> Aim of the exercise
Give the data again in its entirety, exactly as provided.

[Source information — start]

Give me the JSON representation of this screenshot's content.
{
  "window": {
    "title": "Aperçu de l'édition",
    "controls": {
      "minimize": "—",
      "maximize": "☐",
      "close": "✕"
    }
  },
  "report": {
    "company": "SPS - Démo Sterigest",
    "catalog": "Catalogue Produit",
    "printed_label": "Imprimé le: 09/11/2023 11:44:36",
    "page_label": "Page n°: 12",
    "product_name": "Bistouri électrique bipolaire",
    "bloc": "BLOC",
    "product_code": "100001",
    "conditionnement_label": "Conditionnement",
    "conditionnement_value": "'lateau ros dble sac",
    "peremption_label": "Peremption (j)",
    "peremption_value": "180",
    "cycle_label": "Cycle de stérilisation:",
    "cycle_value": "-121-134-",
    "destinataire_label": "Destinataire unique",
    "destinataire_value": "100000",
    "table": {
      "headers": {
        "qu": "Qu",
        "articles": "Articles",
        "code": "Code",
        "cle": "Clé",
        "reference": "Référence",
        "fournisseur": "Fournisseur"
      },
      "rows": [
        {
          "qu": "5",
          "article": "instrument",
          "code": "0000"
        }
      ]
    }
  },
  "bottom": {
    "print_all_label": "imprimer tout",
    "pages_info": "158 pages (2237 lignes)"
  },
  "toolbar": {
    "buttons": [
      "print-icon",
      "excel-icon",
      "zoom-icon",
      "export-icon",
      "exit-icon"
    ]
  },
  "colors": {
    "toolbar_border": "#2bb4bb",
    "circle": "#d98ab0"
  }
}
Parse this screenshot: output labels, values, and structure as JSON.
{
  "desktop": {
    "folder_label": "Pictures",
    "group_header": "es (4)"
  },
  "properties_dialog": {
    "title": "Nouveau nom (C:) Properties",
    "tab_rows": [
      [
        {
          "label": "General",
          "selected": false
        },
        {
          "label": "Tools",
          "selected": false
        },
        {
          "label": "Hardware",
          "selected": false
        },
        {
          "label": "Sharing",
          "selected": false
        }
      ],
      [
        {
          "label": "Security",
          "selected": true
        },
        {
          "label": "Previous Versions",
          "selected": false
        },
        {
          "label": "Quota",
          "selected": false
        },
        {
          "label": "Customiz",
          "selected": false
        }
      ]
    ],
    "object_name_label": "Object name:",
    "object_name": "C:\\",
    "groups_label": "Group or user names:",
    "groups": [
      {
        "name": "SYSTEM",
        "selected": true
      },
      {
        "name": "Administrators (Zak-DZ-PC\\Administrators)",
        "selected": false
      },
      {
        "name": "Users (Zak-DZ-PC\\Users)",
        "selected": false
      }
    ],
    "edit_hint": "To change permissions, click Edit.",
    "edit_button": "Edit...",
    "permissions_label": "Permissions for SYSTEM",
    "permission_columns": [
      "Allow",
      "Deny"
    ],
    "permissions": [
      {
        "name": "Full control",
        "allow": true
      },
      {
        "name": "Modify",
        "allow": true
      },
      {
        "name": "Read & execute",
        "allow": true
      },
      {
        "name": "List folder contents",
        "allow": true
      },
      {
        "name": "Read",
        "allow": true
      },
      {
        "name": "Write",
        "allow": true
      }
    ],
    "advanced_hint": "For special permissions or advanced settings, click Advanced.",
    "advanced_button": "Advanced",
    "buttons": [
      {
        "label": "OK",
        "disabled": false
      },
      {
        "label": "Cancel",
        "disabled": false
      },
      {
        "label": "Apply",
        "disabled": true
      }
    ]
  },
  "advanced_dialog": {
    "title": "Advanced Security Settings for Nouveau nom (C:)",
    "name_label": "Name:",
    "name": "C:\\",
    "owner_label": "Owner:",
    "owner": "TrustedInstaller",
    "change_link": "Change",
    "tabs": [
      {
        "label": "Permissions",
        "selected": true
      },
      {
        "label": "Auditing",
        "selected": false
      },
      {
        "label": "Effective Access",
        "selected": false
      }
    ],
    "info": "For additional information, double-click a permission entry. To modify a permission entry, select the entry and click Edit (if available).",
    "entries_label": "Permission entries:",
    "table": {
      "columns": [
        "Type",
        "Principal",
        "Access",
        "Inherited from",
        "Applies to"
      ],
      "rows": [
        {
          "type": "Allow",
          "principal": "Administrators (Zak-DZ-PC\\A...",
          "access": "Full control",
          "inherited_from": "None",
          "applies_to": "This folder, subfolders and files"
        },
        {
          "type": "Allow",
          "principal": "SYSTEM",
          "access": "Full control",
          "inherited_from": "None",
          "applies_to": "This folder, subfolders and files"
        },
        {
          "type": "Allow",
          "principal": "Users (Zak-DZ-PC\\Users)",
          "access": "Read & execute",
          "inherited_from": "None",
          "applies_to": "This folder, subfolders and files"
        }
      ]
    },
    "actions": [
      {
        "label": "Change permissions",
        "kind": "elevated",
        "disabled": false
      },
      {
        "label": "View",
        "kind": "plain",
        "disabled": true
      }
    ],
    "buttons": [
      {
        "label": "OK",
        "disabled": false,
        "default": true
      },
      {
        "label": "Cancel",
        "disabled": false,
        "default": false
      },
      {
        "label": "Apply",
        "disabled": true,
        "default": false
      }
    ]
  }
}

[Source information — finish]

> Output
Give me the JSON representation of this screenshot's content.
{
  "window": {
    "title": "Aperçu de l'édition",
    "controls": {
      "minimize": "—",
      "maximize": "☐",
      "close": "✕"
    }
  },
  "report": {
    "company": "SPS - Démo Sterigest",
    "catalog": "Catalogue Produit",
    "printed_label": "Imprimé le: 09/11/2023 11:44:36",
    "page_label": "Page n°: 12",
    "product_name": "Bistouri électrique bipolaire",
    "bloc": "BLOC",
    "product_code": "100001",
    "conditionnement_label": "Conditionnement",
    "conditionnement_value": "'lateau ros dble sac",
    "peremption_label": "Peremption (j)",
    "peremption_value": "180",
    "cycle_label": "Cycle de stérilisation:",
    "cycle_value": "-121-134-",
    "destinataire_label": "Destinataire unique",
    "destinataire_value": "100000",
    "table": {
      "headers": {
        "qu": "Qu",
        "articles": "Articles",
        "code": "Code",
        "cle": "Clé",
        "reference": "Référence",
        "fournisseur": "Fournisseur"
      },
      "rows": [
        {
          "qu": "5",
          "article": "instrument",
          "code": "0000"
        }
      ]
    }
  },
  "bottom": {
    "print_all_label": "imprimer tout",
    "pages_info": "158 pages (2237 lignes)"
  },
  "toolbar": {
    "buttons": [
      "print-icon",
      "excel-icon",
      "zoom-icon",
      "export-icon",
      "exit-icon"
    ]
  },
  "colors": {
    "toolbar_border": "#2bb4bb",
    "circle": "#d98ab0"
  }
}
Parse this screenshot: output labels, values, and structure as JSON.
{
  "desktop": {
    "folder_label": "Pictures",
    "group_header": "es (4)"
  },
  "properties_dialog": {
    "title": "Nouveau nom (C:) Properties",
    "tab_rows": [
      [
        {
          "label": "General",
          "selected": false
        },
        {
          "label": "Tools",
          "selected": false
        },
        {
          "label": "Hardware",
          "selected": false
        },
        {
          "label": "Sharing",
          "selected": false
        }
      ],
      [
        {
          "label": "Security",
          "selected": true
        },
        {
          "label": "Previous Versions",
          "selected": false
        },
        {
          "label": "Quota",
          "selected": false
        },
        {
          "label": "Customiz",
          "selected": false
        }
      ]
    ],
    "object_name_label": "Object name:",
    "object_name": "C:\\",
    "groups_label": "Group or user names:",
    "groups": [
      {
        "name": "SYSTEM",
        "selected": true
      },
      {
        "name": "Administrators (Zak-DZ-PC\\Administrators)",
        "selected": false
      },
      {
        "name": "Users (Zak-DZ-PC\\Users)",
        "selected": false
      }
    ],
    "edit_hint": "To change permissions, click Edit.",
    "edit_button": "Edit...",
    "permissions_label": "Permissions for SYSTEM",
    "permission_columns": [
      "Allow",
      "Deny"
    ],
    "permissions": [
      {
        "name": "Full control",
        "allow": true
      },
      {
        "name": "Modify",
        "allow": true
      },
      {
        "name": "Read & execute",
        "allow": true
      },
      {
        "name": "List folder contents",
        "allow": true
      },
      {
        "name": "Read",
        "allow": true
      },
      {
        "name": "Write",
        "allow": true
      }
    ],
    "advanced_hint": "For special permissions or advanced settings, click Advanced.",
    "advanced_button": "Advanced",
    "buttons": [
      {
        "label": "OK",
        "disabled": false
      },
      {
        "label": "Cancel",
        "disabled": false
      },
      {
        "label": "Apply",
        "disabled": true
      }
    ]
  },
  "advanced_dialog": {
    "title": "Advanced Security Settings for Nouveau nom (C:)",
    "name_label": "Name:",
    "name": "C:\\",
    "owner_label": "Owner:",
    "owner": "TrustedInstaller",
    "change_link": "Change",
    "tabs": [
      {
        "label": "Permissions",
        "selected": true
      },
      {
        "label": "Auditing",
        "selected": false
      },
      {
        "label": "Effective Access",
        "selected": false
      }
    ],
    "info": "For additional information, double-click a permission entry. To modify a permission entry, select the entry and click Edit (if available).",
    "entries_label": "Permission entries:",
    "table": {
      "columns": [
        "Type",
        "Principal",
        "Access",
        "Inherited from",
        "Applies to"
      ],
      "rows": [
        {
          "type": "Allow",
          "principal": "Administrators (Zak-DZ-PC\\A...",
          "access": "Full control",
          "inherited_from": "None",
          "applies_to": "This folder, subfolders and files"
        },
        {
          "type": "Allow",
          "principal": "SYSTEM",
          "access": "Full control",
          "inherited_from": "None",
          "applies_to": "This folder, subfolders and files"
        },
        {
          "type": "Allow",
          "principal": "Users (Zak-DZ-PC\\Users)",
          "access": "Read & execute",
          "inherited_from": "None",
          "applies_to": "This folder, subfolders and files"
        }
      ]
    },
    "actions": [
      {
        "label": "Change permissions",
        "kind": "elevated",
        "disabled": false
      },
      {
        "label": "View",
        "kind": "plain",
        "disabled": true
      }
    ],
    "buttons": [
      {
        "label": "OK",
        "disabled": false,
        "default": true
      },
      {
        "label": "Cancel",
        "disabled": false,
        "default": false
      },
      {
        "label": "Apply",
        "disabled": true,
        "default": false
      }
    ]
  }
}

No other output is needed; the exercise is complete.